There was a sovereign in which ultimate power rested. In a democracy this might be a parliament; in a monarchy the king. Whoever the sovereign might be, he was all powerful except for the rather ineffective right of the individual to resist the infliction of death or injury on himself. What liberty there might be in a state existed only at the sufferance of the sovereign, whether the latter was a king or a democratic parliament. The only difference between the all powerful state and a democracy was the way in which sovereign power was exercised.

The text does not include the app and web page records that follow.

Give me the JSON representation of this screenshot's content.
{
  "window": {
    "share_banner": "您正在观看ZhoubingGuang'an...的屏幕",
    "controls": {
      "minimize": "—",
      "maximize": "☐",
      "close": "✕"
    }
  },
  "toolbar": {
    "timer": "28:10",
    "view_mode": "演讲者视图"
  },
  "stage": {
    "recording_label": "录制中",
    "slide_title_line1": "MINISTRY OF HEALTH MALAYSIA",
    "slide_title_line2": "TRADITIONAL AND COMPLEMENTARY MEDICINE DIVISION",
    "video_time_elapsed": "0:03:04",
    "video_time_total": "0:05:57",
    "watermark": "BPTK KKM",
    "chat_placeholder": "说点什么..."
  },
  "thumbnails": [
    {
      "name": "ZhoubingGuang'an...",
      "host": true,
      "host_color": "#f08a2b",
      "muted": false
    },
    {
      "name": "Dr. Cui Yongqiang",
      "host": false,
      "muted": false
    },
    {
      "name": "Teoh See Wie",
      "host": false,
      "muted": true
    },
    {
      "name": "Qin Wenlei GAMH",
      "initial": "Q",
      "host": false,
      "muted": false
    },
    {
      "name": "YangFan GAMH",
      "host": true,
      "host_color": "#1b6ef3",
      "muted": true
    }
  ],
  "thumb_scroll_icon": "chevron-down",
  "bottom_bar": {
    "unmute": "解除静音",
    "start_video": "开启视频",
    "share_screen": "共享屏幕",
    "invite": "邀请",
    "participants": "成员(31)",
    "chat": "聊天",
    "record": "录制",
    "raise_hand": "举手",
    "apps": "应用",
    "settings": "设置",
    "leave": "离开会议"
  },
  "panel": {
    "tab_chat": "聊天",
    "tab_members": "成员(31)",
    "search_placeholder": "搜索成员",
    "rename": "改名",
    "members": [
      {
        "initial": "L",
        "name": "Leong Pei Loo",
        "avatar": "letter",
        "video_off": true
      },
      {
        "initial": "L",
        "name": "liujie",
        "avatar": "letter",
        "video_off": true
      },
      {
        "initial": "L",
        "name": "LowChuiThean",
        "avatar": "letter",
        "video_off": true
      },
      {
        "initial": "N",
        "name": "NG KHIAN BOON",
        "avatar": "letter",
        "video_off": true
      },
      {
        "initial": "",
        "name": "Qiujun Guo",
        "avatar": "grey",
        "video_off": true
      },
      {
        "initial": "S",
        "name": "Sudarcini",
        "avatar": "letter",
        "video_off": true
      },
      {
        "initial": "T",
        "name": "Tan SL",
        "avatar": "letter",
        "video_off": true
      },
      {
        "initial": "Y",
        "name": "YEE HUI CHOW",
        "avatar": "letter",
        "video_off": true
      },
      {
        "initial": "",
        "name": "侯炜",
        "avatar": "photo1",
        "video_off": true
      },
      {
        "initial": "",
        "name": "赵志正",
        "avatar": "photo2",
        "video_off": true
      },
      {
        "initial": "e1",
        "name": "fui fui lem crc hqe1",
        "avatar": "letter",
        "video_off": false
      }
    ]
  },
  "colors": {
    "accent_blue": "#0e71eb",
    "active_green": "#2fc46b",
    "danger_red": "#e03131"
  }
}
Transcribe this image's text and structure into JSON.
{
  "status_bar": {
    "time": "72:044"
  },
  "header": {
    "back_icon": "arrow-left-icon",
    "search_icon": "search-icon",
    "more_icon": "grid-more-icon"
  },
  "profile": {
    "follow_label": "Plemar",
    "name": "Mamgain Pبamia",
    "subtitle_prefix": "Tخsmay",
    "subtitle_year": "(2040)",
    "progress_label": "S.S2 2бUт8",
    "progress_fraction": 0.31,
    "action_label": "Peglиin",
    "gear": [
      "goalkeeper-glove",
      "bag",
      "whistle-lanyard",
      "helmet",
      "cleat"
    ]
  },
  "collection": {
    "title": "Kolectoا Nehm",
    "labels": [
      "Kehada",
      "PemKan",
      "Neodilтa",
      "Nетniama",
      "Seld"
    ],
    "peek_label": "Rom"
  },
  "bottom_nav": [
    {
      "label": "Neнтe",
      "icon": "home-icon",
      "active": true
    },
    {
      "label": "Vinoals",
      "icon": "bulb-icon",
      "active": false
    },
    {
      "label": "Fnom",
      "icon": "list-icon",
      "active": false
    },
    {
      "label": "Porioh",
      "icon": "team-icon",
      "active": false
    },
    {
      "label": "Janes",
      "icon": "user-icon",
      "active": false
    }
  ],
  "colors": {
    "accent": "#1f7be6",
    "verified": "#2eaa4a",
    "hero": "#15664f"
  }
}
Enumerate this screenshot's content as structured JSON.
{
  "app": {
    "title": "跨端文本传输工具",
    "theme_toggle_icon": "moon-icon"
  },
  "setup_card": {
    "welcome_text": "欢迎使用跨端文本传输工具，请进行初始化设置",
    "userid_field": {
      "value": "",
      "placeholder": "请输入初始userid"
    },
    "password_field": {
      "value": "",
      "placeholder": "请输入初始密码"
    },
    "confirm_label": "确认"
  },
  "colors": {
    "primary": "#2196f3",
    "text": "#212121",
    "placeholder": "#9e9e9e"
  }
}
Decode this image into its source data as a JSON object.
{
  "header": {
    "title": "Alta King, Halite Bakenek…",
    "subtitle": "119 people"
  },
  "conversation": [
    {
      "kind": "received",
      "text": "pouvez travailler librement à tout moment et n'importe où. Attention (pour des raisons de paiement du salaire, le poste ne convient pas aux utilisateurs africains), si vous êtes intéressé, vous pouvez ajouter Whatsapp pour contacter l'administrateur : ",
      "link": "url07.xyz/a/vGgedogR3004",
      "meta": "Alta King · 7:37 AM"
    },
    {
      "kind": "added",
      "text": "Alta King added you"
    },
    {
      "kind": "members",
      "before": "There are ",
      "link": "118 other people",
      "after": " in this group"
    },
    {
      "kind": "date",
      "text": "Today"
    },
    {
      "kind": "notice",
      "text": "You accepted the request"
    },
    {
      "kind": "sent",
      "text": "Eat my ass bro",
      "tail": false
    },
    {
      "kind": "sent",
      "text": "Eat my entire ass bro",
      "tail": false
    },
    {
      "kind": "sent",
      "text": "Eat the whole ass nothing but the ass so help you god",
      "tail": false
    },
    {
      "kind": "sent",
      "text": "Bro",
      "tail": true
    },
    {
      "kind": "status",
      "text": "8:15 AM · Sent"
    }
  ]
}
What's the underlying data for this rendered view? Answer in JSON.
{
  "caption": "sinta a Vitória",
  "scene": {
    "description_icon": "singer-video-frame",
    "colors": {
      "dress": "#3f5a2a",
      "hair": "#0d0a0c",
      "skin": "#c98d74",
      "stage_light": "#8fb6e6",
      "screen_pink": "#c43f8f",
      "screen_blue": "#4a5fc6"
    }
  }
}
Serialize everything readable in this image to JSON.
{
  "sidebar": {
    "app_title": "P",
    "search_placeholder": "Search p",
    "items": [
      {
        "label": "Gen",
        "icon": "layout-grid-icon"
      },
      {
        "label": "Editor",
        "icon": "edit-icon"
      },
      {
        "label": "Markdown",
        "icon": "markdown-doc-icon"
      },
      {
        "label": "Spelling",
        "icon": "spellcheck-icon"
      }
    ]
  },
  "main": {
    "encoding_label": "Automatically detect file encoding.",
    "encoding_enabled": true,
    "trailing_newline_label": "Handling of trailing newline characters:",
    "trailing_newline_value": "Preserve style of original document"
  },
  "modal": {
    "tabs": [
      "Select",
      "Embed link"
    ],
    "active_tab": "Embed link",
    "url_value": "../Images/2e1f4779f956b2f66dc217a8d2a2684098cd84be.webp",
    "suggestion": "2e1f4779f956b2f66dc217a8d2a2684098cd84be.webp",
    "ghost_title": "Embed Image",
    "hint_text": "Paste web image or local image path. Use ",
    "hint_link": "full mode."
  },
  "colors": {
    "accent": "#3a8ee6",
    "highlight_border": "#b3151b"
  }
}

To Hobbes, monarchy was the best government. Despite his preference for a strong monarchy, Hobbes should not be considered an advocate of modern dictatorship as exemplified in twentieth-century Fascist or Communist countries. Hobbes ‘ monarch would preserve order and suppress any movements leading to possible anarchy, but he did not expect the monarch to engage in thought control and purges as contemporary dictators do. The ideal monarch would provide security and presumably a limited area of intellectual freedom for enlightened men like Hobes.
Hobbes’ overemphasis on the dangers of anarchy is in part a product of the age in which he lived. Without doubt Hobbes was overly pessimistic about the possibilities of limited government, and he over-stressed the role of force in maintaining order; yet, today we may find some insights in Hobbes in a period characterized by revolutions, riots, and social unrest. Even in a democratic state, force is the ultimate weapon in maintaining order when the community is threatened by disorders.